**TASK OBJECTIVE**. Which lines of the entries below contain the string "desc"? Copy each one.

**SOURCE MATERIAL**.

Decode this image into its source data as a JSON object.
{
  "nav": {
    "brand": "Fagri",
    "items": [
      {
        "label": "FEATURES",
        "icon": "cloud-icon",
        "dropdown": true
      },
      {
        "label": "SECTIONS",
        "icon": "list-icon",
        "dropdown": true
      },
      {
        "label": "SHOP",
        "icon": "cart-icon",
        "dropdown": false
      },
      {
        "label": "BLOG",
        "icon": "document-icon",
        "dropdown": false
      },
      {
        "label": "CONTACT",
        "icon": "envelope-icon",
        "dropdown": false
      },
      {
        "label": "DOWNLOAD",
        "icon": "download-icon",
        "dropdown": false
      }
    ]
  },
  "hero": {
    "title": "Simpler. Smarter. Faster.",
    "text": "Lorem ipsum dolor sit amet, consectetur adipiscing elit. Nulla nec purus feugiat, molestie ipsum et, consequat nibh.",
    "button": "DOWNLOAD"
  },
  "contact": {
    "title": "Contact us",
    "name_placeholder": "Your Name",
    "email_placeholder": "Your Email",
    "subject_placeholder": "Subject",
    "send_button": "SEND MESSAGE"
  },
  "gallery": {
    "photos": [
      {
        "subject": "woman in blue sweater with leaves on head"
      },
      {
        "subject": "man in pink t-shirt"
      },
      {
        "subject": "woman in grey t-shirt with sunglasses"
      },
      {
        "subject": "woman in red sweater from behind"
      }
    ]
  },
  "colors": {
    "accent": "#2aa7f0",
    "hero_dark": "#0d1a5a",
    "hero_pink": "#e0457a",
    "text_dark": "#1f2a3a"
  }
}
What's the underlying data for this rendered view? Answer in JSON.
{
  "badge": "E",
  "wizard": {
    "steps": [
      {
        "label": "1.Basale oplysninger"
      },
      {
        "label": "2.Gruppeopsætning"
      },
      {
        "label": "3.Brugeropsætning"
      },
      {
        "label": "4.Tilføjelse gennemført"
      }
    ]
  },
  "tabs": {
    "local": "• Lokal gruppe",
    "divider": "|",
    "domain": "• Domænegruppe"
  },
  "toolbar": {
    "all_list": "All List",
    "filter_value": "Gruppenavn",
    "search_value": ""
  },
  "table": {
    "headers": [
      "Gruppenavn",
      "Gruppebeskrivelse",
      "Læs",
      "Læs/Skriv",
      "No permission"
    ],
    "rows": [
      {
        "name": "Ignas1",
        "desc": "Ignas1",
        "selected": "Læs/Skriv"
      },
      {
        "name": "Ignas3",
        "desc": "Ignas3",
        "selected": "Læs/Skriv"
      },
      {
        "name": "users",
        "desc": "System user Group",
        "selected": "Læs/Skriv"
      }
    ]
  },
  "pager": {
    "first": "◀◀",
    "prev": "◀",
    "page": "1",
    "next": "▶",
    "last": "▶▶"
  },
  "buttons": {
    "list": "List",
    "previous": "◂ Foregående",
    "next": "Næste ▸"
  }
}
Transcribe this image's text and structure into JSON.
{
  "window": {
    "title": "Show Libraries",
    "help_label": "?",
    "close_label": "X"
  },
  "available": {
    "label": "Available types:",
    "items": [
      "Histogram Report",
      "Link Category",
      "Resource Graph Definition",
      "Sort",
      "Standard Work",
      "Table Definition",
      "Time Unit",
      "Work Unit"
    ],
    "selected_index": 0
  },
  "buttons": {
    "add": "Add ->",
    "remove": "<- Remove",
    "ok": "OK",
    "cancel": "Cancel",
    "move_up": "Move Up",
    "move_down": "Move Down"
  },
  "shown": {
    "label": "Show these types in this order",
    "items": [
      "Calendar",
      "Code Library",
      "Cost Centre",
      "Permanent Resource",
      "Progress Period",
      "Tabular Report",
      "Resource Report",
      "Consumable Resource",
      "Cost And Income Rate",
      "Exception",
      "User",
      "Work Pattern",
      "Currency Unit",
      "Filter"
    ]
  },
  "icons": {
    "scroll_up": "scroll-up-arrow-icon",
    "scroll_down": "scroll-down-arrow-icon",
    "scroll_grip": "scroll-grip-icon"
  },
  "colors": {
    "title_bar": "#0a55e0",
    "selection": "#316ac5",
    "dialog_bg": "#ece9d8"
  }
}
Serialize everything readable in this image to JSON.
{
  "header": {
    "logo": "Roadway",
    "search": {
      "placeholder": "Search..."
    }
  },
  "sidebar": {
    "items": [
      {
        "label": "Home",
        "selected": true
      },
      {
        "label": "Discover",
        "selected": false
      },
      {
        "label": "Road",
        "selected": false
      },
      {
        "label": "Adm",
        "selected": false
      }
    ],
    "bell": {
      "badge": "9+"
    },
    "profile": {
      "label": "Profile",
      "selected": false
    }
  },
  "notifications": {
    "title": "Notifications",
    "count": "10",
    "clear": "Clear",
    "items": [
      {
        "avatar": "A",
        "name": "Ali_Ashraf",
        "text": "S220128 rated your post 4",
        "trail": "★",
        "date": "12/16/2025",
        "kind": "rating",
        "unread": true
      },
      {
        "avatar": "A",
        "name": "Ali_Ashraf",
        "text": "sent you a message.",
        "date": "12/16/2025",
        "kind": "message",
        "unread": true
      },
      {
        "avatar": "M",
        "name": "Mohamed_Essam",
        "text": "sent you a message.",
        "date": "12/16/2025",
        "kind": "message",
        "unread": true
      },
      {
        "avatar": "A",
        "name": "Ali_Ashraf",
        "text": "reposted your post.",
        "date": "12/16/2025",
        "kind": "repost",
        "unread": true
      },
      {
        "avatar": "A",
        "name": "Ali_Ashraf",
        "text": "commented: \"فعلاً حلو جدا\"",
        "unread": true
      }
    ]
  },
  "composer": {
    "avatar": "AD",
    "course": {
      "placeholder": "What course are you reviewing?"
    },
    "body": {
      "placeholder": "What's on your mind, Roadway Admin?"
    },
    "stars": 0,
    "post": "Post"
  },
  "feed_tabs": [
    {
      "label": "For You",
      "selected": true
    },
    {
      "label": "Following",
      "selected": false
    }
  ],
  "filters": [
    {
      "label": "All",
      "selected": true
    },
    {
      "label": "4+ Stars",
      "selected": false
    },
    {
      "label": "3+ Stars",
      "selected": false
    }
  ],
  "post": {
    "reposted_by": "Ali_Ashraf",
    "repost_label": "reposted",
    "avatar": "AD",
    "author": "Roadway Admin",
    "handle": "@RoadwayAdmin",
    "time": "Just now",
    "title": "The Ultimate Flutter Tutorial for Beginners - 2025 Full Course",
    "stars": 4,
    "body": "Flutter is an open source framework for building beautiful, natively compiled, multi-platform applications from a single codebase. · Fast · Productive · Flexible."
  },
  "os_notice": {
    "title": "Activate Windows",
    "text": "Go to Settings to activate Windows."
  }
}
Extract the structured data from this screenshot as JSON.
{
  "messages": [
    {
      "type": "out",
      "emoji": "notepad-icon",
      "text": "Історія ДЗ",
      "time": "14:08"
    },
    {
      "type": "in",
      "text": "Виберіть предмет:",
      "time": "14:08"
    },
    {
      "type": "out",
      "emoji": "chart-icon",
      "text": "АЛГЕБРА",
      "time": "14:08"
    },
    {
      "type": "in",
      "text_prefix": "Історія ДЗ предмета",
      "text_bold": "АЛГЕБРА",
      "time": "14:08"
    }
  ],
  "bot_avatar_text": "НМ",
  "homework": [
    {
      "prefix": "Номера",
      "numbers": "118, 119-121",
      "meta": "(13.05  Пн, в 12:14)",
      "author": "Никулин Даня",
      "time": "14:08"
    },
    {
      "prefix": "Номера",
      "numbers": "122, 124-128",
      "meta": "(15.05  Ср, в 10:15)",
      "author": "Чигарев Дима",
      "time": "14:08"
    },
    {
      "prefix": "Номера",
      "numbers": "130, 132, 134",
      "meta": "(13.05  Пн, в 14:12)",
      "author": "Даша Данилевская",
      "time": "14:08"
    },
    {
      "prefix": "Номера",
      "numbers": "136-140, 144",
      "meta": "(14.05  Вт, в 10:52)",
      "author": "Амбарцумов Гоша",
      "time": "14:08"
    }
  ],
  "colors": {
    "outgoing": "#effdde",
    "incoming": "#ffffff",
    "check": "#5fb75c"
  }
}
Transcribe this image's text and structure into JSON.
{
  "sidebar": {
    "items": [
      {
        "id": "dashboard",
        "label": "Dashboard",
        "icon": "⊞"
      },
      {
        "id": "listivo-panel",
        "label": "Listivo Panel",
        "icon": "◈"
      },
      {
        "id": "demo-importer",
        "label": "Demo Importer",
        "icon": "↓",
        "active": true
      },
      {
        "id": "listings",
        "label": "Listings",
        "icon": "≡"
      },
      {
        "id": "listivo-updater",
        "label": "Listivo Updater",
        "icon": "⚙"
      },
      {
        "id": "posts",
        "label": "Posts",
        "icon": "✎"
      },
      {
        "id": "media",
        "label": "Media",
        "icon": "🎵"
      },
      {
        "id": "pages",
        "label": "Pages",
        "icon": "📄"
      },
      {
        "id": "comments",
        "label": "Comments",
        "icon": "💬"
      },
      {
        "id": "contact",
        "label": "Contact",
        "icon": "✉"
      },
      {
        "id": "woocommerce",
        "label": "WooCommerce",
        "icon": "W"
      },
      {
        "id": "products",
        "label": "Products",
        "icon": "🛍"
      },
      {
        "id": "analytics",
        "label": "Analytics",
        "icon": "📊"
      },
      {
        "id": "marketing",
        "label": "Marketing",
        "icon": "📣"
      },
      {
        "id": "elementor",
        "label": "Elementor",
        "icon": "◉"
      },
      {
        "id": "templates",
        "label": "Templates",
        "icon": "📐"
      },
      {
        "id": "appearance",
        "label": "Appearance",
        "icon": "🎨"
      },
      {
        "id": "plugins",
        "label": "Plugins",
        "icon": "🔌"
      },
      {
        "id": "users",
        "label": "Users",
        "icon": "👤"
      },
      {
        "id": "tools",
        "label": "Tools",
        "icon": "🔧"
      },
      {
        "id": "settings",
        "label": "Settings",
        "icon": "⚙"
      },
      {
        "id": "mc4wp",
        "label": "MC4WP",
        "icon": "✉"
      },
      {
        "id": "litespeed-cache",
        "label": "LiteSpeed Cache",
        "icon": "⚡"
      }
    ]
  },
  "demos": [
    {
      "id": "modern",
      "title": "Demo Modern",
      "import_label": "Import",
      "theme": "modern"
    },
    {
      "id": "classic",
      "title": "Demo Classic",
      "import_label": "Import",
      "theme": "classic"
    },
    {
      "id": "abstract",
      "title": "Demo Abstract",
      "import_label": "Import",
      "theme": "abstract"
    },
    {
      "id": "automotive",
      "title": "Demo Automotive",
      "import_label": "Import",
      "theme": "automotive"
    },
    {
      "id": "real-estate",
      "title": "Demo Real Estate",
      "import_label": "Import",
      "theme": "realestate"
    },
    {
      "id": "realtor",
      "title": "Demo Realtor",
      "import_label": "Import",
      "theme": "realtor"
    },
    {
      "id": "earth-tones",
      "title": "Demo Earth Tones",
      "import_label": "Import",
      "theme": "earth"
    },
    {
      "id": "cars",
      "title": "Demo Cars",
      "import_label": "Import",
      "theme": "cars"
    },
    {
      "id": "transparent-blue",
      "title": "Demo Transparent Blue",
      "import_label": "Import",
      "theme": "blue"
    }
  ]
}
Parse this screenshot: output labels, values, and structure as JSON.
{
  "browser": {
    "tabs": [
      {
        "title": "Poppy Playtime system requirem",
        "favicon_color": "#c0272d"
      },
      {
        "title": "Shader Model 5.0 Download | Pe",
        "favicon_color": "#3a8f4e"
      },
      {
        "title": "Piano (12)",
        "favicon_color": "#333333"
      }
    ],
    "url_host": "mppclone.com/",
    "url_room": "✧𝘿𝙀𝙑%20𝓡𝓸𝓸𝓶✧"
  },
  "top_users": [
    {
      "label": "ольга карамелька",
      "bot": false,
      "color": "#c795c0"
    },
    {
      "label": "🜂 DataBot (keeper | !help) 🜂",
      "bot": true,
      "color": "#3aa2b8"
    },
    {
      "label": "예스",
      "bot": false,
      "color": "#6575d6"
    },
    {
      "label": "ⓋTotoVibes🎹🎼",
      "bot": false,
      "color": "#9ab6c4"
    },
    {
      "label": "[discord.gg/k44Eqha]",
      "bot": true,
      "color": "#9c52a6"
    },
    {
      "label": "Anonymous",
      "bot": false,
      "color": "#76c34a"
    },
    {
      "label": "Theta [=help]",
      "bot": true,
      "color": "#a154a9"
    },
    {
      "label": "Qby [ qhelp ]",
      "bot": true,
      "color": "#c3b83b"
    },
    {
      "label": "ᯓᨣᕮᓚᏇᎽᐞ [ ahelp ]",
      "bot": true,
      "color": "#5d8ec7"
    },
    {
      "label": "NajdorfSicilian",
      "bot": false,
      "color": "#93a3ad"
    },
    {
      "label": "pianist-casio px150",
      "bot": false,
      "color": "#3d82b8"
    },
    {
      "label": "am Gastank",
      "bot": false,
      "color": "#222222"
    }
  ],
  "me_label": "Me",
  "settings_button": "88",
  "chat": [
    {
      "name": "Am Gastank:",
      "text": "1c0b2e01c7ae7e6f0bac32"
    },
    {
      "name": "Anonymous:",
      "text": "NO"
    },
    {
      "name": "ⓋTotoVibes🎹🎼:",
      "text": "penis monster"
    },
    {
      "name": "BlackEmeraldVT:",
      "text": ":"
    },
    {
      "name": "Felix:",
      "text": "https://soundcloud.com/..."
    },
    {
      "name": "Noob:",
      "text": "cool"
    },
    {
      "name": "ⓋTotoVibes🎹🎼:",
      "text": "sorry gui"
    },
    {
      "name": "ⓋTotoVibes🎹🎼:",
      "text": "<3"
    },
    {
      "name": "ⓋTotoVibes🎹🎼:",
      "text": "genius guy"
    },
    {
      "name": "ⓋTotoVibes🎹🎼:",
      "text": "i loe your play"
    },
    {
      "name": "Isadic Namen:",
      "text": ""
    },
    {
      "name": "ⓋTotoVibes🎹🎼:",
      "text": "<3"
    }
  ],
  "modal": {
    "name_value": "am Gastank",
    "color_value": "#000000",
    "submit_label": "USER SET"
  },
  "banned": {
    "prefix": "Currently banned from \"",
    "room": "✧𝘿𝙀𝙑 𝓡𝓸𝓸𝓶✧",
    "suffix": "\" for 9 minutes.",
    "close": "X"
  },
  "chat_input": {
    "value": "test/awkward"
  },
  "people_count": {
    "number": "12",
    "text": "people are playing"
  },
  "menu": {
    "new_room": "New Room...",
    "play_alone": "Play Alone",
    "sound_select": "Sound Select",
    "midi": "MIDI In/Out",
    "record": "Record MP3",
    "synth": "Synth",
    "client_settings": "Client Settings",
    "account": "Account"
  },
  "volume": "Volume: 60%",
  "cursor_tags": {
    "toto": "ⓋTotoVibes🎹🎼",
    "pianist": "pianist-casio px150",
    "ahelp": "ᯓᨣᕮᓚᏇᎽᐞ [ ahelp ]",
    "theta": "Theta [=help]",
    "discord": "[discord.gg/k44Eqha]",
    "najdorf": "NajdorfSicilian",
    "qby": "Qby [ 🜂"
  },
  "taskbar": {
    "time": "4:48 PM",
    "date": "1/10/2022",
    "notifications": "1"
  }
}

**WORKED SOLUTION**.
        "desc": "Ignas1",
        "desc": "Ignas3",
        "desc": "System user Group",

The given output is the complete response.